Try this experiment. Stand behind someone who is writing a memo. Every time they mistype something, tell them. Also tell them immediately about any grammar mistakes. Also comment on their writing style. Periodically stop them and question the whole purpose of the memo. Speak any risks you think of along the way.

I think you will find that the person you are “helping” gets annoyed. Their train of thought will be broken. The same kind of thing happens if we sit with programmers who are writing code. The same kind of thing happens in requirements and design meetings. There is a value to proceeding speculatively and creatively for protected periods of time, without being assailed by critical thoughts.

(posted with permission)

This sentence really got me thinking about tester/developer pairing, and how we can add value to the development process: “There is a value to proceeding speculatively and creatively for protected periods of time, without being assailed by critical thoughts.” I’m not sure that we could or even should pair constantly with a programmer, but there are times when it seems to work very well.

More on Test Driven Development:

William Wake writes:

At least half the time in TDD, I feel like I’m doing the design part. I talk of generative tests, that yield design, and elaborative tests, that test it “the rest of the way”; the generative tests are pushing the design forward, and it’s somewhat of a distraction to stop and do elaborative tests too soon.

(posted with permission)

This was in response to a note by me describing some of the challenges facing programmers and testers pairing together in TDD activities. I really like the terms: “generative tests” that yield design, and “elaborative tests” that yield more verification or critiquing tests.

As a tester pairing in TDD efforts, I found some of our test development to be a natural fit, while some of it seemed more difficult. When William emailed me with the above comment, I had an “aha!” moment. The natural fit I’d encountered was in test idea generation when we worked on elaborative test development. The generative test development was new to me. When I was the one driving developing new functionality, I found it hard to write tests for classes and methods that hadn’t been developed yet.
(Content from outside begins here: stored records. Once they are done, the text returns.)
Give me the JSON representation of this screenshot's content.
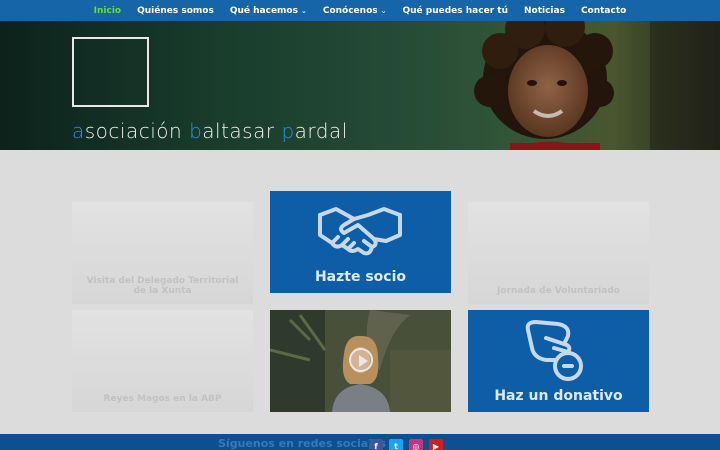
{
  "nav": {
    "items": [
      {
        "label": "Inicio",
        "active": true,
        "dropdown": false
      },
      {
        "label": "Quiénes somos",
        "active": false,
        "dropdown": false
      },
      {
        "label": "Qué hacemos",
        "active": false,
        "dropdown": true
      },
      {
        "label": "Conócenos",
        "active": false,
        "dropdown": true
      },
      {
        "label": "Qué puedes hacer tú",
        "active": false,
        "dropdown": false
      },
      {
        "label": "Noticias",
        "active": false,
        "dropdown": false
      },
      {
        "label": "Contacto",
        "active": false,
        "dropdown": false
      }
    ]
  },
  "hero": {
    "org_name": {
      "a1": "a",
      "p1": "sociación ",
      "a2": "b",
      "p2": "altasar ",
      "a3": "p",
      "p3": "ardal"
    }
  },
  "tiles": {
    "visita": {
      "caption": "Visita del Delegado Territorial de la Xunta"
    },
    "hazte_socio": {
      "caption": "Hazte socio",
      "icon": "handshake-icon"
    },
    "voluntariado": {
      "caption": "Jornada de Voluntariado"
    },
    "reyes": {
      "caption": "Reyes Magos en la ABP"
    },
    "video": {
      "icon": "play-icon"
    },
    "donativo": {
      "caption": "Haz un donativo",
      "icon": "donate-hand-icon"
    }
  },
  "footer": {
    "follow_text": "Síguenos en redes sociales",
    "social": [
      {
        "name": "facebook-icon",
        "glyph": "f",
        "color": "#3b5998"
      },
      {
        "name": "twitter-icon",
        "glyph": "t",
        "color": "#1da1f2"
      },
      {
        "name": "instagram-icon",
        "glyph": "◎",
        "color": "#c13584"
      },
      {
        "name": "youtube-icon",
        "glyph": "▶",
        "color": "#cd201f"
      }
    ]
  },
  "colors": {
    "nav_bg": "#1565a8",
    "nav_active": "#6bdc2d",
    "tile_blue": "#0d5ea7",
    "logo_accent": "#2e8ee0",
    "footer_bg": "#0e4f8e"
  }
}
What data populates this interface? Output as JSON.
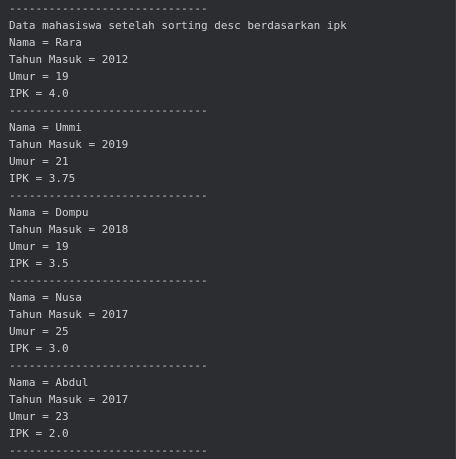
{
  "console": {
    "separator": "------------------------------",
    "header": "Data mahasiswa setelah sorting desc berdasarkan ipk",
    "records": [
      {
        "nama": "Nama = Rara",
        "tahun": "Tahun Masuk = 2012",
        "umur": "Umur = 19",
        "ipk": "IPK = 4.0"
      },
      {
        "nama": "Nama = Ummi",
        "tahun": "Tahun Masuk = 2019",
        "umur": "Umur = 21",
        "ipk": "IPK = 3.75"
      },
      {
        "nama": "Nama = Dompu",
        "tahun": "Tahun Masuk = 2018",
        "umur": "Umur = 19",
        "ipk": "IPK = 3.5"
      },
      {
        "nama": "Nama = Nusa",
        "tahun": "Tahun Masuk = 2017",
        "umur": "Umur = 25",
        "ipk": "IPK = 3.0"
      },
      {
        "nama": "Nama = Abdul",
        "tahun": "Tahun Masuk = 2017",
        "umur": "Umur = 23",
        "ipk": "IPK = 2.0"
      }
    ]
  }
}
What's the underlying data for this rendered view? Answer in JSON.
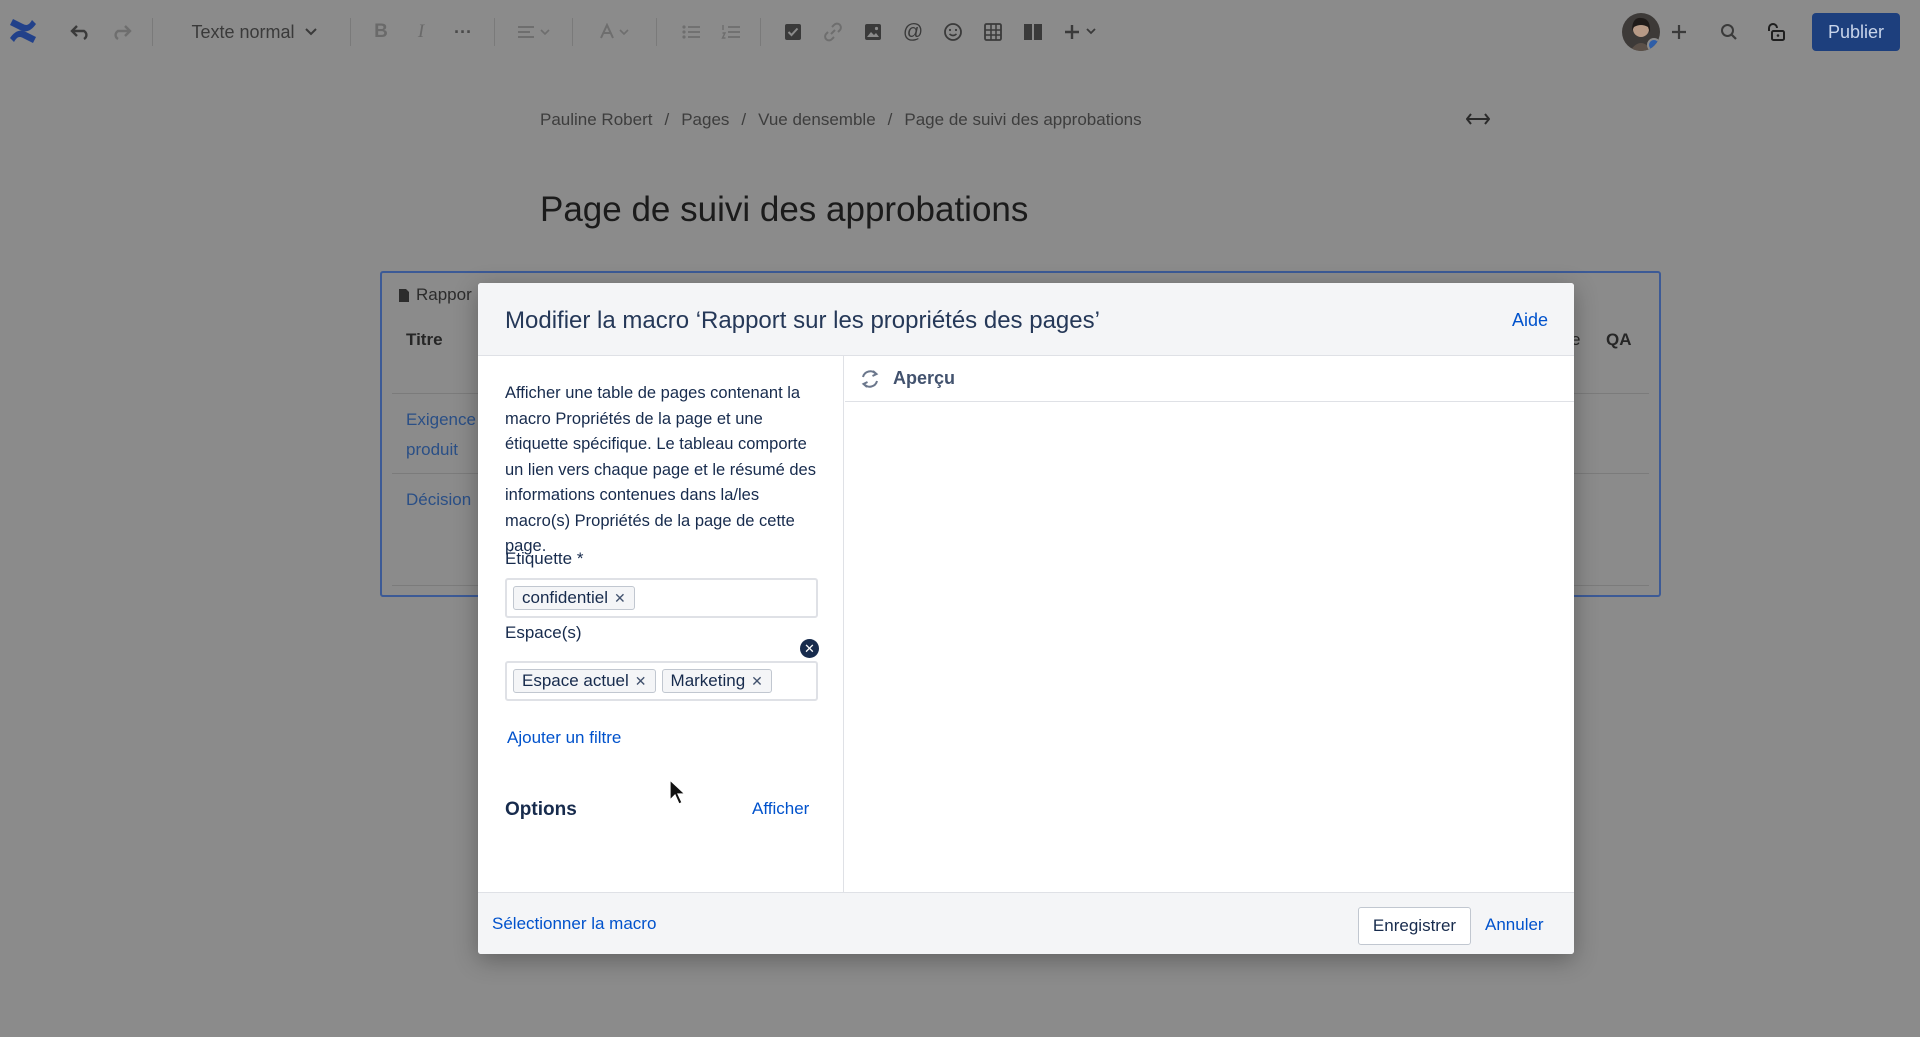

I clearly need to do more tester developer pairing in TDD activities, and need to work more on TDD when I’m coding. As my pairing partner says, the only key is practice.

Another area of difficulty is the disruptive nature of testing. Some developers might appreciate the disruption as they create code, but others have told me that they wouldn’t want a tester there during what William calls the generative test development. It seems that developers need a protected time of creativity and development to get something together that can be tested. Having a tester interrupting them in this process may not be helpful. Furthermore, when developers spend time making interfaces more testable, the dedicated tester may not be the best person for them to pair with. The tester may not add a lot of value until the interface has been refactored. At that point, they could step in and see if it is testable or not.

Testers who have strong development and testing skills (and who understand and have insight into TDD, bad coding smells, interface discovery, etc.) should fit well into both categories – generative and elaborative. Most testers I might wager, will fit in better in the elaborative test development aspect of TDD. We are used to Business-Facing Product Critiques, and test idea generation activities. Generative test development will probably be new to many dedicated testers. If you want to pair with a developer doing TDD, this might be something to keep in mind.

It may be a good practice to have developer-tester pairing during the elaborative test development activities of TDD, and not during the generative test development. More testers and developers pairing and reporting their experiences may help us learn if we can do this well.

I encourage testers and developers to pair together, and feel free to let me know how you do with TDD pairing. What did you struggle with? What worked well?